After a couple of half-arsed seasons the AFT Production Twins class has grown into something worth watching. There were 17 entries for this round.
Production Twins is for all the twins except the FTR750. The engines must come from a street bike, but the chassis are all custom flat track framers.
The only Harley in the class is (I believe) an ex-factory XG750R. It's run by Black Hills Harley with former Brit and European Superbike/Supersport racer James Rispoli on board. It was flying, narrowly missing winning its semi, by 0.002s, but it was puffing smoke and seemed to be blowing oil mist, enough oil to seem to affect Kayl Kolkman's concentration when it passed him in the semi. It was blackflagged in the main, causing confusion because Ben Lowe was sure he was the rider being signalled. He didn't stop racing and eventually came third, but it was the first thing he mentioned on the podium. Why don't they hold up the racer's number with the black flag like they do in other motorsports?
Cory Texter won, scoring three out of three wins, on his G&G Yamaha.
Kolby Carlile was second, also on a Yamaha, having comeback from surgery after a broken knee when he was run over in the Arizona round.
The Production Twins are diminishing the entries in the Twins class. There were only 22 entries premier class entries, so just 5 riders would miss out on the main (16 rider main, plus one using a provisional start).
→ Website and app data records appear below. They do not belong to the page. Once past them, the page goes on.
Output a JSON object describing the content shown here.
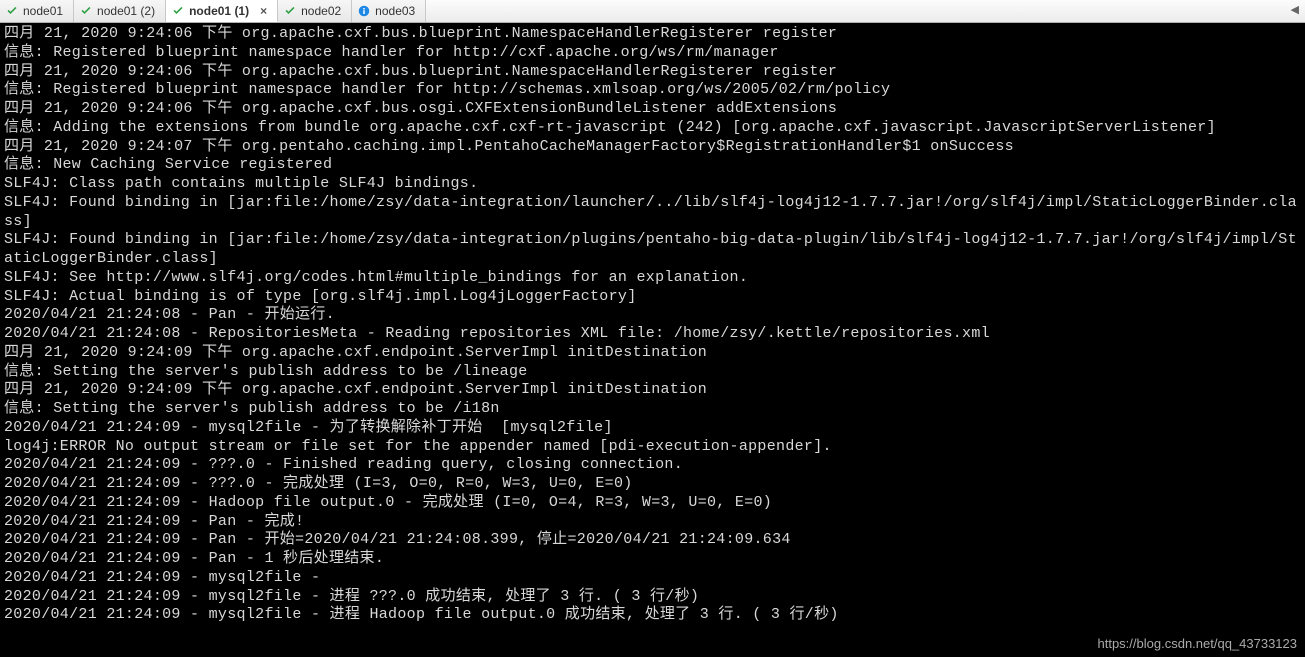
{
  "tabs": [
    {
      "label": "node01",
      "icon": "check",
      "active": false
    },
    {
      "label": "node01 (2)",
      "icon": "check",
      "active": false
    },
    {
      "label": "node01 (1)",
      "icon": "check",
      "active": true
    },
    {
      "label": "node02",
      "icon": "check",
      "active": false
    },
    {
      "label": "node03",
      "icon": "info",
      "active": false
    }
  ],
  "close_glyph": "×",
  "chevron_glyph": "◀",
  "terminal_lines": [
    "四月 21, 2020 9:24:06 下午 org.apache.cxf.bus.blueprint.NamespaceHandlerRegisterer register",
    "信息: Registered blueprint namespace handler for http://cxf.apache.org/ws/rm/manager",
    "四月 21, 2020 9:24:06 下午 org.apache.cxf.bus.blueprint.NamespaceHandlerRegisterer register",
    "信息: Registered blueprint namespace handler for http://schemas.xmlsoap.org/ws/2005/02/rm/policy",
    "四月 21, 2020 9:24:06 下午 org.apache.cxf.bus.osgi.CXFExtensionBundleListener addExtensions",
    "信息: Adding the extensions from bundle org.apache.cxf.cxf-rt-javascript (242) [org.apache.cxf.javascript.JavascriptServerListener]",
    "四月 21, 2020 9:24:07 下午 org.pentaho.caching.impl.PentahoCacheManagerFactory$RegistrationHandler$1 onSuccess",
    "信息: New Caching Service registered",
    "SLF4J: Class path contains multiple SLF4J bindings.",
    "SLF4J: Found binding in [jar:file:/home/zsy/data-integration/launcher/../lib/slf4j-log4j12-1.7.7.jar!/org/slf4j/impl/StaticLoggerBinder.class]",
    "SLF4J: Found binding in [jar:file:/home/zsy/data-integration/plugins/pentaho-big-data-plugin/lib/slf4j-log4j12-1.7.7.jar!/org/slf4j/impl/StaticLoggerBinder.class]",
    "SLF4J: See http://www.slf4j.org/codes.html#multiple_bindings for an explanation.",
    "SLF4J: Actual binding is of type [org.slf4j.impl.Log4jLoggerFactory]",
    "2020/04/21 21:24:08 - Pan - 开始运行.",
    "2020/04/21 21:24:08 - RepositoriesMeta - Reading repositories XML file: /home/zsy/.kettle/repositories.xml",
    "四月 21, 2020 9:24:09 下午 org.apache.cxf.endpoint.ServerImpl initDestination",
    "信息: Setting the server's publish address to be /lineage",
    "四月 21, 2020 9:24:09 下午 org.apache.cxf.endpoint.ServerImpl initDestination",
    "信息: Setting the server's publish address to be /i18n",
    "2020/04/21 21:24:09 - mysql2file - 为了转换解除补丁开始  [mysql2file]",
    "log4j:ERROR No output stream or file set for the appender named [pdi-execution-appender].",
    "2020/04/21 21:24:09 - ???.0 - Finished reading query, closing connection.",
    "2020/04/21 21:24:09 - ???.0 - 完成处理 (I=3, O=0, R=0, W=3, U=0, E=0)",
    "2020/04/21 21:24:09 - Hadoop file output.0 - 完成处理 (I=0, O=4, R=3, W=3, U=0, E=0)",
    "2020/04/21 21:24:09 - Pan - 完成!",
    "2020/04/21 21:24:09 - Pan - 开始=2020/04/21 21:24:08.399, 停止=2020/04/21 21:24:09.634",
    "2020/04/21 21:24:09 - Pan - 1 秒后处理结束.",
    "2020/04/21 21:24:09 - mysql2file -",
    "2020/04/21 21:24:09 - mysql2file - 进程 ???.0 成功结束, 处理了 3 行. ( 3 行/秒)",
    "2020/04/21 21:24:09 - mysql2file - 进程 Hadoop file output.0 成功结束, 处理了 3 行. ( 3 行/秒)"
  ],
  "watermark": "https://blog.csdn.net/qq_43733123"
}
Bryan Smith was back on the Crosley Howerton Kawasaki (which the commentator, Scottie Deubler never seems to mention has a Kawasaki engine. Baker did though). His first race since Texas in 20 April (where he failed to make the main).
Mees was dominant from the start. Fastest lap in every session. His fastest semi lap was 0.7s quicker than Bryan Smith's fastest lap in the semi he won.
Briar Bauman crashed out of a comfortable 2nd place in his semi, when his FTR750 seemed to hit a false neutral. He tried to stomp it in gear, but went offline and laid the bike down and went into the airfence. There was a line-out restart for a two-lap dash. Bauman made it from the back of the line-out to fifth so made the main on the 2nd row.
Johnny Lewis was back on an FTR750 but complained of brake problems. He got the holeshot in a semi, and made the main, but struggled without a working brake, coming in 12th. he gets to keep his #10 for next season.
The factory Harleys were on the pace (well, everyone's pace except Jared Mees'). Vanderkooi was second in his semi, having led it, both were on the front row of the main, but both broke down. That means there were three Harley competing in Kentucky and all three broke in their respective mains.
The semis were great.
The Estenson Yamahas continue to under-perform on ovals. JD Beach chose to compete in the road racing championship rather than flat track so Roger Lee Hayden rode his bike. RLH is the brother of the late Nicky and Tommy, Tommy being the Estenson Yamaha team manager. RLH hadn't raced a twin on a mile in 17 years. He didn't qualify for the main. Jake Johnson looked in danger of not qualifying for the main, but the two-lap restart helped him and he made it. He was ninth in the main.
Stephen Vanderkuur ran very strongly on his newly acquired Indian.
17 bikes in the main: 12 x Indian, 2 x HD, 2 x Yam, 1 x Kawasaki
Mees took the lead early, but Brandon Robinson crashed out, 'busting the groove' and looked beaten up.
During the wait for the restart Mees' tuner, Kenny Tolbert constantly pointed a leafblower at his rider's FTR engine. This team just think harder than EVERYONE else. Expect to see more leafblowers during the next red flag hold up.
Mees led from the restart, but was pressured by Briar Bauman and won by 5/100s of a second (see the photo at the top of this post). Bryan Smith was in touch, but didn't look to have the pace to challenge Mees or Bauman. He was a second back at the line.
It finished 1 Mees, 2 Briar B, 3 Smith. Briar still leads the title race. He's been on the podium at every race this season and won one. Mees now has two wins.
When we were six races into last season, Indian has scored three podium sweeps. This year they have two, but have actually filled more podium spots - 14 out of a possible 18, compared to 2018's 13 from 18.
Next race is Laconia Short Track on 15 June (weather permitting...)